Although we know it isn’t working; when we see the number of sign offs and handoffs, recognise the pseudo- delegations that are really “you decide but only if I agree” and track the decisions that are being taken by the wrong people in the wrong place at the wrong time; it can be a shock. It is also common to find organisations that are not clear about how decisions get made. Decisions are made by whoever happens to be there, at the time they need to be made with whatever information happens to be to hand. Sometimes unforeseen circumstances require this type of decision making but these situations should be few and far between. When we appreciate what is really happening in our current system, we can easily locate the reasons behind the tensions and conflicts, the confusions that lead to mistakes and inefficiencies and the frustrations that lead to disengagement and poor-quality work.
Following a decision audit, we can identify what sort of decisions we require and locate decisions within roles, teams and processes. Designing a good enough to try and safe enough to fail system enables the organisation to make a smooth transition and design in processes that require the design to be reviewed and improved as the new way of working matures. I designed this Decisions Making Framework to help organisations recognise the type of decisions they are making and locate them in the most appropriate place in their design. If you would like more information or support to enable your organisation to make this transition and achieve better decision making, please don’t hesitate to contact me.

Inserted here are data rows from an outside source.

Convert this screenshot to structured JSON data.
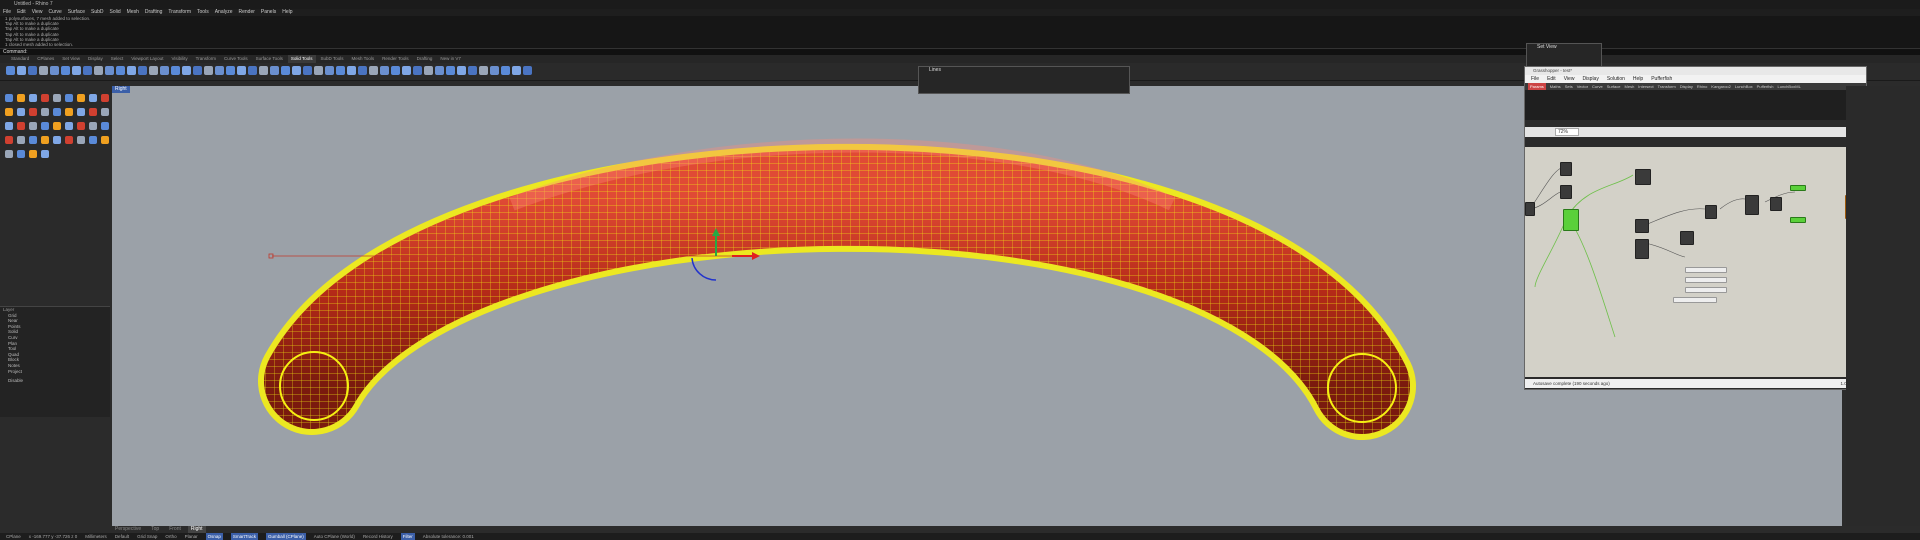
{
  "title": "Untitled - Rhino 7",
  "menu": [
    "File",
    "Edit",
    "View",
    "Curve",
    "Surface",
    "SubD",
    "Solid",
    "Mesh",
    "Drafting",
    "Transform",
    "Tools",
    "Analyze",
    "Render",
    "Panels",
    "Help"
  ],
  "command_history": [
    "1 polysurfaces, 7 mesh added to selection.",
    "Tap Alt to make a duplicate",
    "Tap Alt to make a duplicate",
    "Tap Alt to make a duplicate",
    "Tap Alt to make a duplicate",
    "1 closed mesh added to selection."
  ],
  "command_prompt": "Command:",
  "toolbar_tabs": [
    "Standard",
    "CPlanes",
    "Set View",
    "Display",
    "Select",
    "Viewport Layout",
    "Visibility",
    "Transform",
    "Curve Tools",
    "Surface Tools",
    "Solid Tools",
    "SubD Tools",
    "Mesh Tools",
    "Render Tools",
    "Drafting",
    "New in V7"
  ],
  "active_toolbar_tab": "Solid Tools",
  "viewport": {
    "label": "Right",
    "tabs": [
      "Perspective",
      "Top",
      "Front",
      "Right"
    ],
    "active_tab": "Right"
  },
  "layers": {
    "header": "Layer",
    "rows": [
      "Grid",
      "Near",
      "Points",
      "Solid",
      "Curv",
      "Plan",
      "Tool",
      "Quad",
      "Block",
      "Notes",
      "Project"
    ],
    "extra": "Disable"
  },
  "lines_panel_title": "Lines",
  "set_view_title": "Set View",
  "grasshopper": {
    "title": "Grasshopper - test*",
    "menu": [
      "File",
      "Edit",
      "View",
      "Display",
      "Solution",
      "Help",
      "Pufferfish"
    ],
    "tabs": [
      "Params",
      "Maths",
      "Sets",
      "Vector",
      "Curve",
      "Surface",
      "Mesh",
      "Intersect",
      "Transform",
      "Display",
      "Rhino",
      "Kangaroo2",
      "LunchBox",
      "Pufferfish",
      "LunchBoxML"
    ],
    "active_tab": "Params",
    "zoom": "72%",
    "status": "Autosave complete (190 seconds ago)",
    "version": "1.0.0007"
  },
  "status_bar": {
    "cplane": "CPlane",
    "coords": "x -169.777  y -37.726  z 0",
    "units": "Millimeters",
    "layer": "Default",
    "grid_snap": "Grid Snap",
    "ortho": "Ortho",
    "planar": "Planar",
    "osnap": "Osnap",
    "smarttrack": "SmartTrack",
    "gumball": "Gumball (CPlane)",
    "autocplane": "Auto CPlane (World)",
    "history": "Record History",
    "filter": "Filter",
    "tolerance": "Absolute tolerance: 0.001"
  },
  "colors": {
    "mesh_wire": "#f5f012",
    "surface": "#c4331f",
    "viewport_bg": "#9ba1a8",
    "accent": "#3b5fa8"
  }
}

Jane Pightling has experience across the public, private and charitable sector. Through her work in the NHS Leadership Academy and her consultancy Evolutionary Connections she developed complex systems leadership capacity, providing training, coaching programmes and establishing networks and communities of practice to sustain learning. She maintains her social work registration and her commitment to person centred and community focused approaches. Jane has a deep interest in the potential offered by new ways of working, designing and building organisations and communities that can best deliver this kind of service. She works with organisations and leaders to develop approaches that design in autonomy, wholeness and purpose.